For a credible piece of research, you need to get the numbers right.

  • We recommend 15-25 questions for PR surveys. Sizeable enough to get the depth of data, but short enough to keep respondents engaged.
  • For a ‘general population’ survey of American adults, we recommend around 2,000 respondents. This is a good sample size for the media and, working with a research partner, you should be able to get online survey responses quickly and easily.
  • For more niche demographics such as business owners, teachers, gamers, C-suite professionals, you can poll smaller numbers.
  • If you’re conducting international or regional research, you could gather responses from 500 panelists per country or 100 per state, for example, depending on the demographic. Aim for a sample size that can be achieved in a short time frame and substantial enough to yield robust results.

This study for Clearblue’s Conceivinghood campaign polled 1,000 Americans who had conceived or tried to conceive a child within the last two years. The survey asked participants about their experiences and generated media coverage on lifestyle, health and parenting sites.

Our B2B research for SilkRoad Technology was conducted with 1,500 office workers and 500 C-level executives based in the US. By polling different groups, we were able to explore and compare the differing perceptions between office workers and senior executives.

Top tips for survey success

It’s one thing running the research. It’s quite another to interpret the results and incorporate a robust data set into a campaign.

Here are some simple tips for conducting PR surveys:

  1. Work backward.
    Start with a story or campaign idea and work back from there. Sometimes the research will reveal surprising results… but you should start with the outline of a story angle and build your questions from there.
  2. Sense check.
    If you think you have a great idea for a survey story, however rudimental, ask your co-workers or agency team for input. Brainstorming story angles and asking for responses to a question can really help you determine how much a topic hits the mark.
  3. Be bold.
    You don’t have to avoid tricky topics. Can you bring positivity to a challenging conversation, for example? Use research to understand what your customers want or worry about and position your brand as the solution to that problem. Be bold, but always be sensitive and respectful.
  4. Don’t lead.
    Avoid questions that will lead your respondents to answer in a specific way. Enable them to answer honestly and provide them with enough multiple-choice options. Limit your use of free-text answers – but remember they can be a useful tool to elicit unexpected responses and find interesting anecdotes for your campaign.
  5. Tell it well.
    Yes, the research forms the basis of your story. But don’t just present the stats.
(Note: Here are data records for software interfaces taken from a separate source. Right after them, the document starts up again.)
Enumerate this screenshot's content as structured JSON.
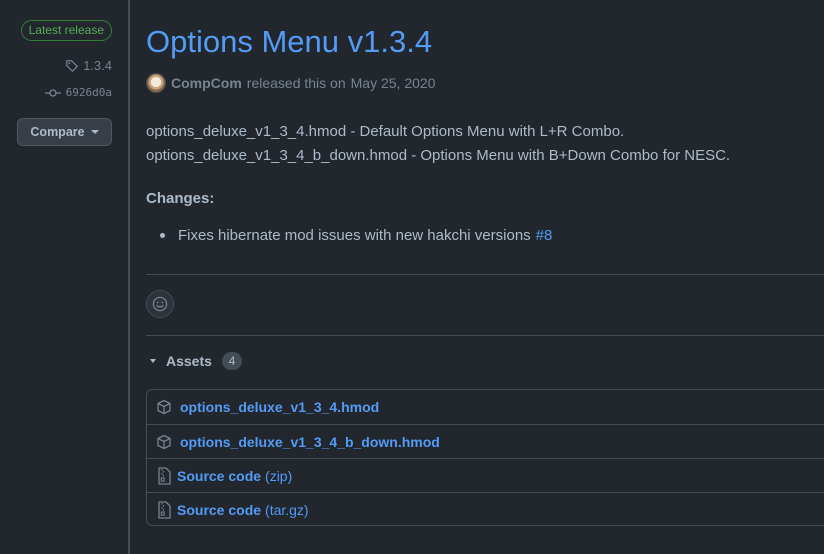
{
  "sidebar": {
    "badge": "Latest release",
    "tag": "1.3.4",
    "commit": "6926d0a",
    "compare_label": "Compare"
  },
  "release": {
    "title": "Options Menu v1.3.4",
    "author": "CompCom",
    "released_text": "released this on",
    "date": "May 25, 2020"
  },
  "body": {
    "lines": [
      "options_deluxe_v1_3_4.hmod - Default Options Menu with L+R Combo.",
      "options_deluxe_v1_3_4_b_down.hmod - Options Menu with B+Down Combo for NESC."
    ],
    "changes_heading": "Changes:",
    "changes": [
      {
        "text": "Fixes hibernate mod issues with new hakchi versions",
        "link": "#8"
      }
    ]
  },
  "assets": {
    "label": "Assets",
    "count": "4",
    "items": [
      {
        "name": "options_deluxe_v1_3_4.hmod",
        "icon": "package-icon"
      },
      {
        "name": "options_deluxe_v1_3_4_b_down.hmod",
        "icon": "package-icon"
      },
      {
        "name": "Source code",
        "ext": "(zip)",
        "icon": "file-zip-icon"
      },
      {
        "name": "Source code",
        "ext": "(tar.gz)",
        "icon": "file-zip-icon"
      }
    ]
  },
  "colors": {
    "background": "#22272e",
    "link": "#539bf5",
    "latest_badge": "#57ab5a",
    "text": "#adbac7",
    "muted": "#768390",
    "border": "#444c56"
  }
}
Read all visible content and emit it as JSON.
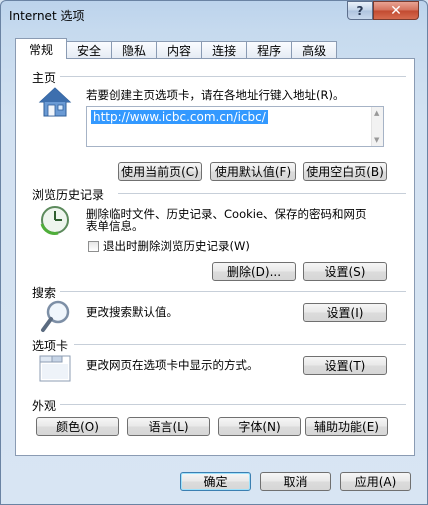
{
  "window": {
    "title": "Internet 选项",
    "help_label": "?",
    "close_label": "✕"
  },
  "tabs": [
    {
      "label": "常规",
      "active": true
    },
    {
      "label": "安全",
      "active": false
    },
    {
      "label": "隐私",
      "active": false
    },
    {
      "label": "内容",
      "active": false
    },
    {
      "label": "连接",
      "active": false
    },
    {
      "label": "程序",
      "active": false
    },
    {
      "label": "高级",
      "active": false
    }
  ],
  "home": {
    "section_label": "主页",
    "description": "若要创建主页选项卡，请在各地址行键入地址(R)。",
    "url_value": "http://www.icbc.com.cn/icbc/",
    "use_current_label": "使用当前页(C)",
    "use_default_label": "使用默认值(F)",
    "use_blank_label": "使用空白页(B)"
  },
  "history": {
    "section_label": "浏览历史记录",
    "description_line1": "删除临时文件、历史记录、Cookie、保存的密码和网页",
    "description_line2": "表单信息。",
    "checkbox_label": "退出时删除浏览历史记录(W)",
    "checkbox_checked": false,
    "delete_label": "删除(D)...",
    "settings_label": "设置(S)"
  },
  "search": {
    "section_label": "搜索",
    "description": "更改搜索默认值。",
    "settings_label": "设置(I)"
  },
  "tabs_section": {
    "section_label": "选项卡",
    "description": "更改网页在选项卡中显示的方式。",
    "settings_label": "设置(T)"
  },
  "appearance": {
    "section_label": "外观",
    "colors_label": "颜色(O)",
    "languages_label": "语言(L)",
    "fonts_label": "字体(N)",
    "accessibility_label": "辅助功能(E)"
  },
  "footer": {
    "ok_label": "确定",
    "cancel_label": "取消",
    "apply_label": "应用(A)"
  }
}
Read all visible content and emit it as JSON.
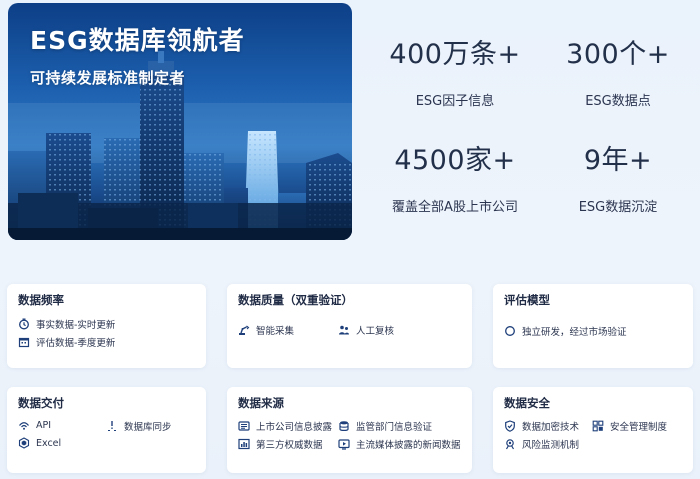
{
  "hero": {
    "title": "ESG数据库领航者",
    "subtitle": "可持续发展标准制定者"
  },
  "stats": [
    {
      "value": "400万条+",
      "label": "ESG因子信息"
    },
    {
      "value": "300个+",
      "label": "ESG数据点"
    },
    {
      "value": "4500家+",
      "label": "覆盖全部A股上市公司"
    },
    {
      "value": "9年+",
      "label": "ESG数据沉淀"
    }
  ],
  "cards": {
    "frequency": {
      "title": "数据频率",
      "items": [
        {
          "label": "事实数据-实时更新",
          "icon": "clock-icon"
        },
        {
          "label": "评估数据-季度更新",
          "icon": "calendar-icon"
        }
      ]
    },
    "quality": {
      "title": "数据质量（双重验证）",
      "items": [
        {
          "label": "智能采集",
          "icon": "robot-arm-icon"
        },
        {
          "label": "人工复核",
          "icon": "people-icon"
        }
      ]
    },
    "model": {
      "title": "评估模型",
      "items": [
        {
          "label": "独立研发，经过市场验证",
          "icon": "circle-icon"
        }
      ]
    },
    "delivery": {
      "title": "数据交付",
      "items": [
        {
          "label": "API",
          "icon": "api-icon"
        },
        {
          "label": "数据库同步",
          "icon": "sync-icon"
        },
        {
          "label": "Excel",
          "icon": "excel-icon"
        }
      ]
    },
    "source": {
      "title": "数据来源",
      "items": [
        {
          "label": "上市公司信息披露",
          "icon": "document-icon"
        },
        {
          "label": "监管部门信息验证",
          "icon": "database-icon"
        },
        {
          "label": "第三方权威数据",
          "icon": "chart-icon"
        },
        {
          "label": "主流媒体披露的新闻数据",
          "icon": "media-icon"
        }
      ]
    },
    "security": {
      "title": "数据安全",
      "items": [
        {
          "label": "数据加密技术",
          "icon": "shield-icon"
        },
        {
          "label": "安全管理制度",
          "icon": "grid-icon"
        },
        {
          "label": "风险监测机制",
          "icon": "monitor-icon"
        }
      ]
    }
  },
  "colors": {
    "accent": "#1e3f7a",
    "background": "#eaf2fb",
    "card": "#ffffff"
  }
}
The data is there to support your storytelling. Grab attention with a good headline and keep their interest. This is where a decent number and range of survey questions pays off – the more you can pull from the data, the more depth you add to your story.
  6. Keep it going.
    Don’t limit your research data to one output. Publish and share content across your own channels – website (blog, news or campaign landing page), social media (key findings, headlines and visual assets), emails and collateral. Maintain momentum with follow-up research or regular survey-led campaigns over the longer term and increase your share of voice within your industry and for topics relevant to your brand.

OnePoll has been conducting custom research and PR surveys for over 15 years. We provide custom research services and earned media packages to brands and agencies, alongside our partner 72Point Inc. As members of AAPOR – the American Association for Public Opinion Research, OnePoll researchers adhere to the principles and actions set out in the AAPOR Code. Our research team are also members of ESOMAR and MRS. Like to know more? Talk to our team or request a rate card.